Interestingly, ocean carriers have all but ignored the use of blank sailings to quickly adjust market supply. It feels quite likely that ocean carriers are holding this weapon in reserve should demand weaken again in the coming weeks. Also, the industry continues to watch winter deployment configurations to best understand potential shipping windows and supply chain disruptions.
Employee of the Month
As previously featured in Shap Talk, Shapiro has been sharing with you the names of employees who have been recognized for their exceptional efforts and contributions to our Company. At Shapiro, we continually work to develop, challenge, and inspire all of our employees to grow individually and with the Company. This month, we would like to recognize Chris McCray, Senior Accountant in Baltimore for his outstanding performance and contributions.
We encourage you to provide us with employee feedback! Please email us at firstname.lastname@example.org.
Shapiro Freight Report

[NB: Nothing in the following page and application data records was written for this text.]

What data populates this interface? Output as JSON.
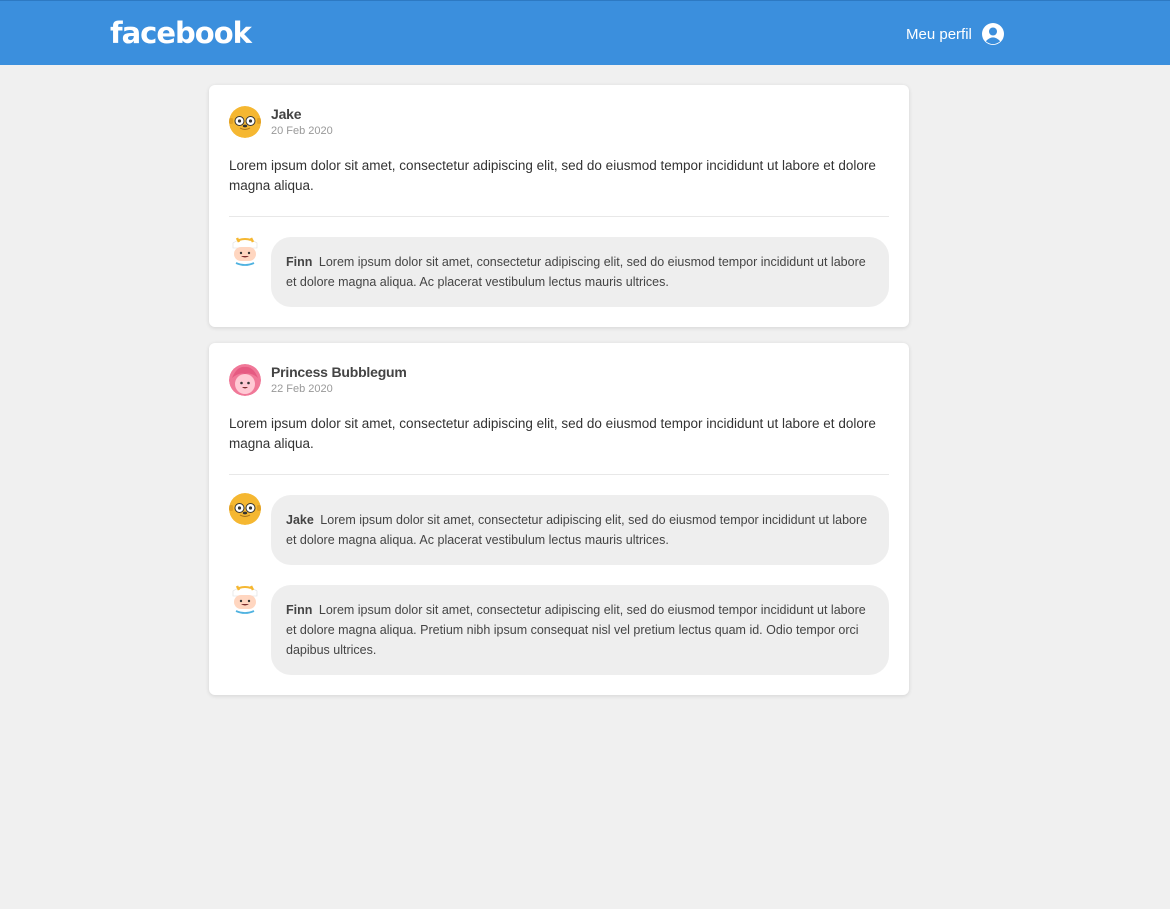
{
  "header": {
    "logo": "facebook",
    "profile_label": "Meu perfil",
    "profile_icon": "user-circle-icon",
    "bg_color": "#3b8fdd"
  },
  "posts": [
    {
      "author": "Jake",
      "date": "20 Feb 2020",
      "avatar": "jake-avatar-icon",
      "text": "Lorem ipsum dolor sit amet, consectetur adipiscing elit, sed do eiusmod tempor incididunt ut labore et dolore magna aliqua.",
      "comments": [
        {
          "author": "Finn",
          "avatar": "finn-avatar-icon",
          "text": "Lorem ipsum dolor sit amet, consectetur adipiscing elit, sed do eiusmod tempor incididunt ut labore et dolore magna aliqua. Ac placerat vestibulum lectus mauris ultrices."
        }
      ]
    },
    {
      "author": "Princess Bubblegum",
      "date": "22 Feb 2020",
      "avatar": "bubblegum-avatar-icon",
      "text": "Lorem ipsum dolor sit amet, consectetur adipiscing elit, sed do eiusmod tempor incididunt ut labore et dolore magna aliqua.",
      "comments": [
        {
          "author": "Jake",
          "avatar": "jake-avatar-icon",
          "text": "Lorem ipsum dolor sit amet, consectetur adipiscing elit, sed do eiusmod tempor incididunt ut labore et dolore magna aliqua. Ac placerat vestibulum lectus mauris ultrices."
        },
        {
          "author": "Finn",
          "avatar": "finn-avatar-icon",
          "text": "Lorem ipsum dolor sit amet, consectetur adipiscing elit, sed do eiusmod tempor incididunt ut labore et dolore magna aliqua. Pretium nibh ipsum consequat nisl vel pretium lectus quam id. Odio tempor orci dapibus ultrices."
        }
      ]
    }
  ]
}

This high-level, monthly review of the U.S. import freight market to provides key insights into the tumultuous world of international shipping. From carrier alliances to labor strikes, Shapiro covers the pertinent information logistics managers need to know. Check back monthly to ensure you don’t miss key industry insights!
October witnessed an unexpectedly sharp plunge in spot rates, especially to the US East Coast. This highlighted the carriers’ excess capacity woes. Despite an overall increase of 6% for global volume (demand), even small reductions in that demand create tremendous and prompt downward pressure on rates. Remember that the overall capacity increase globally is estimated at 8-9% for 2017.
In a pleasant surprise for carriers, demand rose significantly to close October, and this allowed carriers to boost spot rates by roughly $450 to the US East Coast and roughly $350 for the US West Coast. The presumption is that US retailers created this spike as they eyed arrivals just before Black Friday. It remainsto be seen if the typical Q4 demand slippage will be as dramatic as it has been in recent years.....